Margaret M. Byrne, Christina N. Daw, Harlan A. Nelson, Tracy H. Urech, Kenneth Pietz Ph.D., Laura A. Petersen M.D., M.P.H.
To develop and explore the characteristics of a novel “nearest neighbor” methodology for creating peer groups for health care facilities.
Data were obtained from the Department of Veterans Affairs (VA) databases.
Peer groups are developed by first calculating the multidimensional Euclidean distance between each of 133 VA medical centers based on 16 facility characteristics. Each medical center then serves as the center for its own peer group, and the nearest neighbor facilities in terms of Euclidean distance comprise the peer facilities. We explore the attributes and characteristics of the nearest neighbor peer groupings. In addition, we construct standard cluster analysis‐derived peer groups and compare the characteristics of groupings from the two methodologies.

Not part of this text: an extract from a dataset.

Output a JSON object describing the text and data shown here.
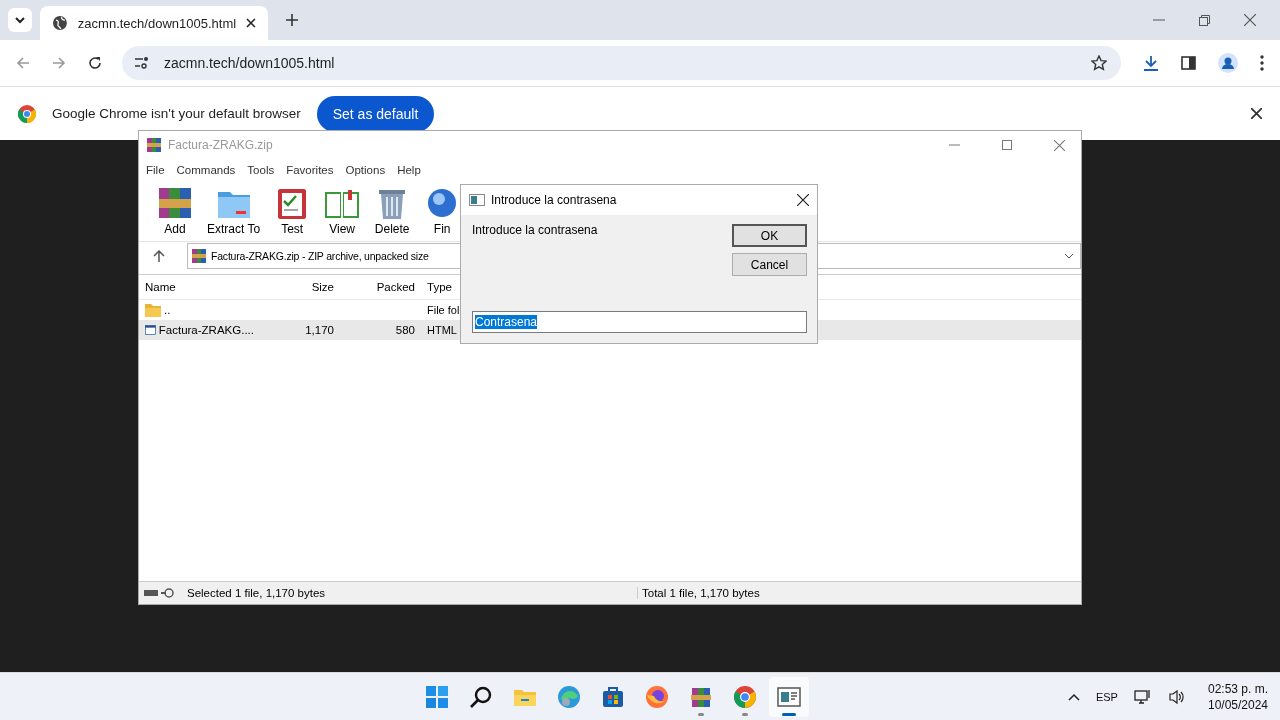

The novel peer group methodology presented here results in groups where each medical center is at the center of its own peer group. Possible advantages over other peer group methodologies are that facilities are never on the “edge” of a group and group size—and thus group dispersion—is determined by the researcher. Peer groups with these characteristics may be more appealing to some researchers and administrators than standard cluster analysis and may thus strengthen organizational buy‐in for financial and quality comparisons.
Statistical Methods and Findings